Of course, we’re also going to look just like Victoria Beckham in her Housewife Glamour spread from March 2010, right? Duh.
Anyway…To make your cleaning more efficient, the very first step should be to clear the clutter:
Go through closets, drawers, cabinets, boxes, and get rid anything you don’t need. Not sure if you should toss it? Ask yourself this: have I used this in the past 6 months? If not, there’s a good chance you won’t miss it. The exceptions to this rule, of course, are seasonal items. You can’t have too many Christmas decorations or swim suits, right?
The next step is to organize all your stuff so you can easily find it later. This is particularly important if you don’t have a lot of storage space. Here are some creative organization solutions to inspire you:
Now…what to do with all that junk you found during re-organization? Some items, you can probably try to sell. Clothing, shoes and accessories still in good condition, can be taken to consignment shops. Other items like electronics, old DVDs, collectors items, etc, can be posted on craigslist or ebay. Anything else, you can donate, or, as a very last resort, throw away. But, if you’re like me, you’re more likely to reinvent your old items, into new, useful ones! It’s one, very fun way to go green:

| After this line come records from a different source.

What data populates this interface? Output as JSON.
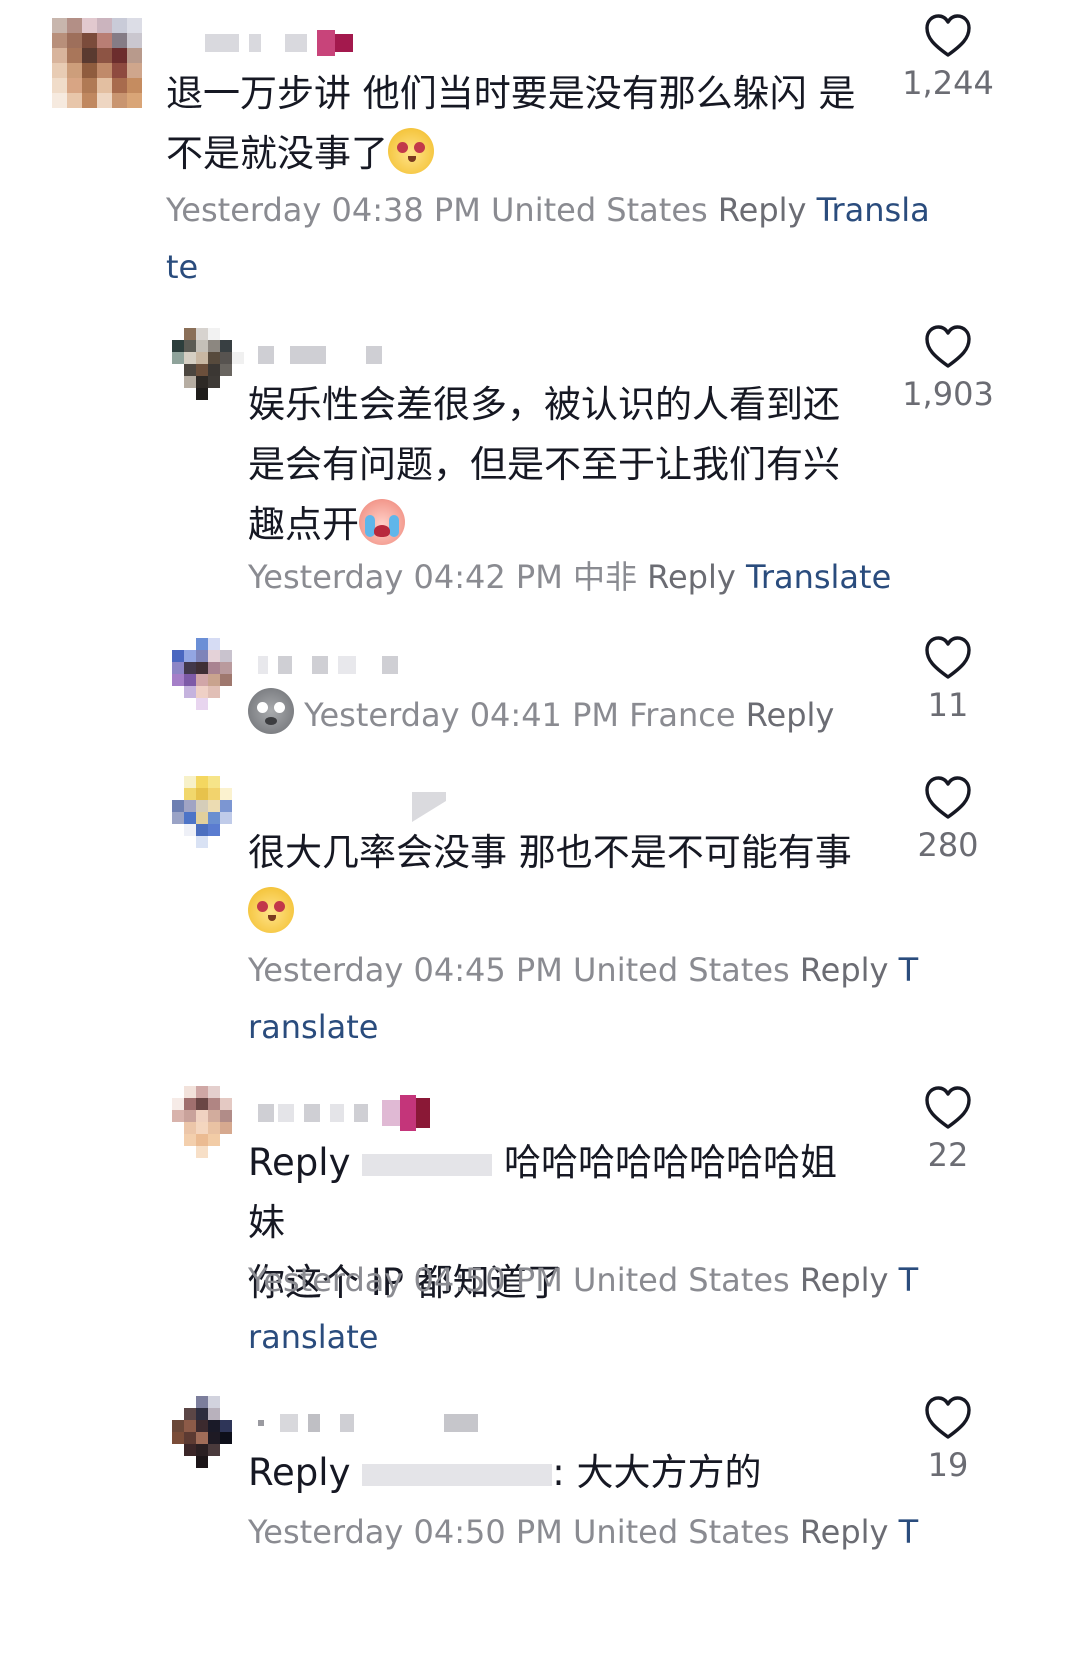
{
  "comments": [
    {
      "text": "退一万步讲 他们当时要是没有那么躲闪 是不是就没事了",
      "time": "Yesterday 04:38 PM",
      "location": "United States",
      "reply": "Reply",
      "translate": "Transla",
      "translate_wrap": "te",
      "likes": "1,244"
    },
    {
      "text": "娱乐性会差很多，被认识的人看到还是会有问题，但是不至于让我们有兴趣点开",
      "time": "Yesterday 04:42 PM",
      "location": "中非",
      "reply": "Reply",
      "translate": "Translate",
      "likes": "1,903"
    },
    {
      "time": "Yesterday 04:41 PM",
      "location": "France",
      "reply": "Reply",
      "likes": "11"
    },
    {
      "text": "很大几率会没事 那也不是不可能有事",
      "time": "Yesterday 04:45 PM",
      "location": "United States",
      "reply": "Reply",
      "translate": "T",
      "translate_wrap": "ranslate",
      "likes": "280"
    },
    {
      "reply_prefix": "Reply",
      "text": "哈哈哈哈哈哈哈哈姐妹",
      "text_line2": "你这个 IP 都知道了",
      "time": "Yesterday 04:50 PM",
      "location": "United States",
      "reply": "Reply",
      "translate": "T",
      "translate_wrap": "ranslate",
      "likes": "22"
    },
    {
      "reply_prefix": "Reply",
      "text": ": 大大方方的",
      "time": "Yesterday 04:50 PM",
      "location": "United States",
      "reply": "Reply",
      "translate": "T",
      "likes": "19"
    }
  ],
  "icons": {
    "like": "heart-outline-icon"
  },
  "colors": {
    "text": "#161823",
    "meta": "#8a8b91",
    "translate": "#2a4c7d",
    "icon": "#161823"
  }
}
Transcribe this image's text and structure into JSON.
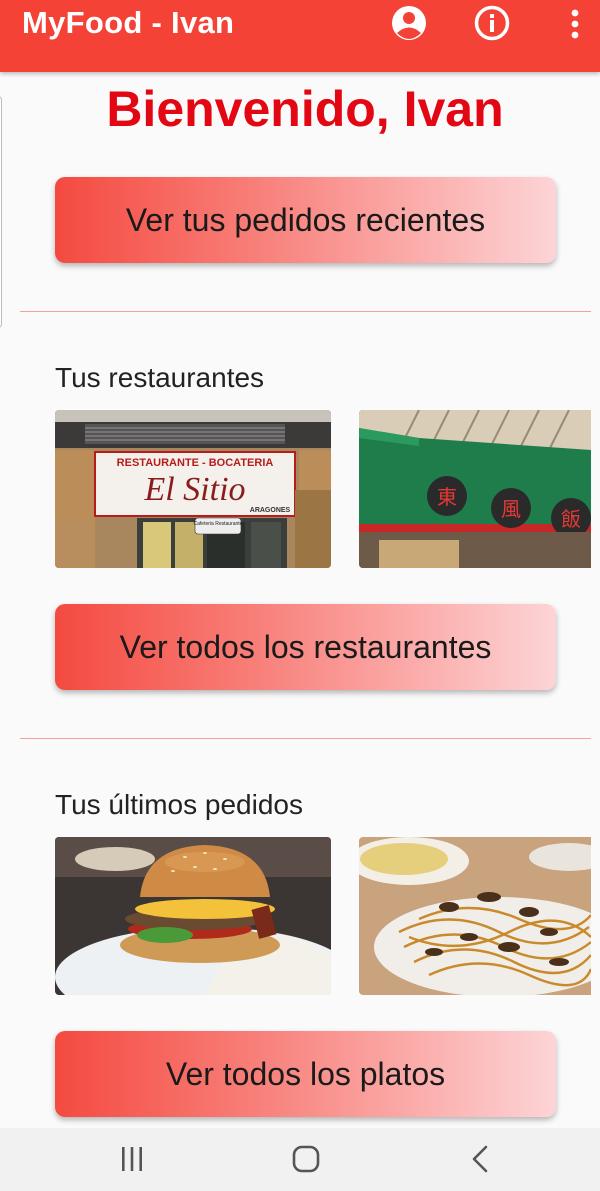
{
  "app_bar": {
    "title": "MyFood - Ivan",
    "icons": [
      "account-icon",
      "info-icon",
      "more-vert-icon"
    ]
  },
  "welcome": "Bienvenido, Ivan",
  "buttons": {
    "recent_orders": "Ver tus pedidos recientes",
    "all_restaurants": "Ver todos los restaurantes",
    "all_dishes": "Ver todos los platos"
  },
  "sections": {
    "restaurants": {
      "title": "Tus restaurantes"
    },
    "orders": {
      "title": "Tus últimos pedidos"
    }
  },
  "images": {
    "restaurant_1": {
      "sign_top": "RESTAURANTE - BOCATERIA",
      "sign_name": "El Sitio",
      "sign_sub": "ARAGONES",
      "door_sign": "Cafeteria Restaurante"
    },
    "restaurant_2": {
      "characters": [
        "東",
        "風",
        "飯"
      ]
    }
  },
  "nav_bar": {
    "icons": [
      "recents-icon",
      "home-icon",
      "back-icon"
    ]
  },
  "colors": {
    "primary": "#f44336",
    "welcome_text": "#e30613",
    "divider": "#f2a19b"
  }
}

Flower Pot Candles
Melt down the dregs of burned-out candles to make new ones in old flowerpots. You’ll give both items a new lease on life. 1. Scrub the inside of the pot only, leaving the outside aged. 2. Use a coin to cover the drainage hole in the bottom. 3. Insert a ready-made stiff cotton wick (sold at craft stores) or make your own wick out of cotton twine. To hold the wick upright, tie one end loosely to a pencil laid across the top of the pot. 4. Melt chunks of old candles in a pot set over a low flame or in a double boiler. Pour the liquid wax into the flowerpots. 5. Let set overnight and then trim the wick. Cost: about $2

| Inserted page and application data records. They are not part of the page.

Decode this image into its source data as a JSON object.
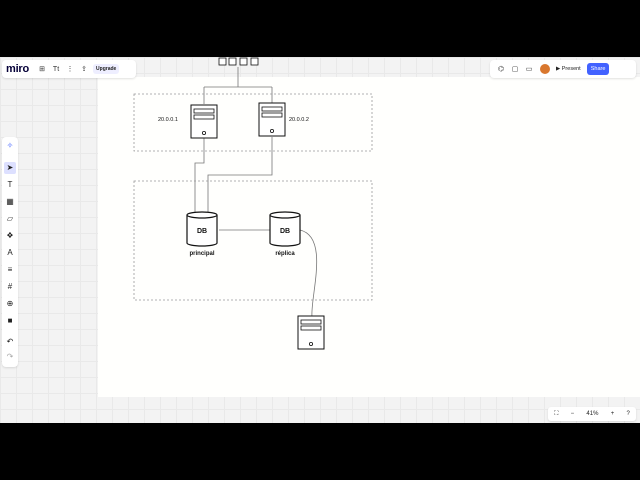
{
  "app": {
    "logo": "miro"
  },
  "toolbar_left": {
    "board_icon": "⊞",
    "name_icon": "Tt",
    "menu_icon": "⋮",
    "export_icon": "⇪",
    "upgrade_label": "Upgrade"
  },
  "toolbar_right": {
    "reactions_icon": "⌬",
    "comment_icon": "▢",
    "video_icon": "▭",
    "present_label": "▶ Present",
    "share_label": "Share"
  },
  "tools": [
    "✧",
    "➤",
    "T",
    "▦",
    "▱",
    "❖",
    "A",
    "≡",
    "#",
    "⊕",
    "■",
    "↶",
    "↷"
  ],
  "zoom": {
    "fit_icon": "⛶",
    "minus": "−",
    "level": "41%",
    "plus": "+",
    "help": "?"
  },
  "diagram": {
    "ip_left": "20.0.0.1",
    "ip_right": "20.0.0.2",
    "db_primary_text": "DB",
    "db_primary_label": "principal",
    "db_replica_text": "DB",
    "db_replica_label": "réplica"
  },
  "colors": {
    "accent": "#4262ff",
    "stroke": "#111111"
  }
}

Read more at Wholeliving.com: 25 Eco-Chic Ideas for Your Home
Eco-Friendly Bath Mat
Made by repurposing old towels, this project provides a chic, cozy, one-of-a-kind bathroom accessory…and preserves landfill space! It’s easy and only requires 2 materials: old towels and gridded matting (sometimes called anti-slip matting). Cut the matting to whatever size rug you desire. Next, cut your towels into 3/4″ wide strips of 5-6 inches each. Working across the grid, knot each piece facing the same direction. For a thicker rug, knot along every line – or – knot along every other line for a thinner mat. Once you’ve knotted the whole thing, you’re done.
For more instructions or to see the whole process, check out this video how-to on Fine Craft Guild.
Curbly.com breaks these down for us in detail, so you can find the best one for you and your home. Or, if you REALLY want to go green, the best option is to make your own green cleaning products. Check out these simple solutions from Spark People.
And if you’d like to clean, but don’t have a whole lot of time, Real Simple has some great shortcuts that will still get the job done. For example, cleaning the carpet:
*LA’s Totally Awesome Concentrated Cleaner and Degreaser
Steps for Wall-to-Wall and Area Rugs
1. Scope the joint and determine which areas need the most care (near entryways, where people eat, play spaces).
2. Take a vacuum to the problem areas, going back and forth for about 30 seconds in bad spots. For area rugs, do the top of each rug, then lift and fold back the corners where you can to vacuum the underside.
3. Dampen a cloth with LA’s Totally Awesome cleaner and degreaser (not for sisal, which doesn’t like moisture) and apply it to stains; let sit for five minutes, then blot with a fresh, dry cloth, working from the edges of the stains toward the centers. Blot again with a fresh cloth, this time applying pressure with your foot to get really deep.
4. Use a hair dryer set on high to dry each spot. Open the windows to finish the job.
Time investment: About 10 to 15 minutes for a 15-by-15-foot carpeted room (the same for each area rug); 6 to 10 additional minutes per stain.
For more shortcuts like this, check out realsimple.com
Another great resource, Martha Stewart herself, has a detailed checklist to help you focus in on the projects that need your attention, and the ones you might not have even thought of. The info comes straight from her book: “Martha Stewart’s Homekeeping Handbook” (Clarkson Potter/Publishers; 2006)
Read more at Marthastewart.com: Spring-Cleaning Checklist – Martha Stewart Home and Garden.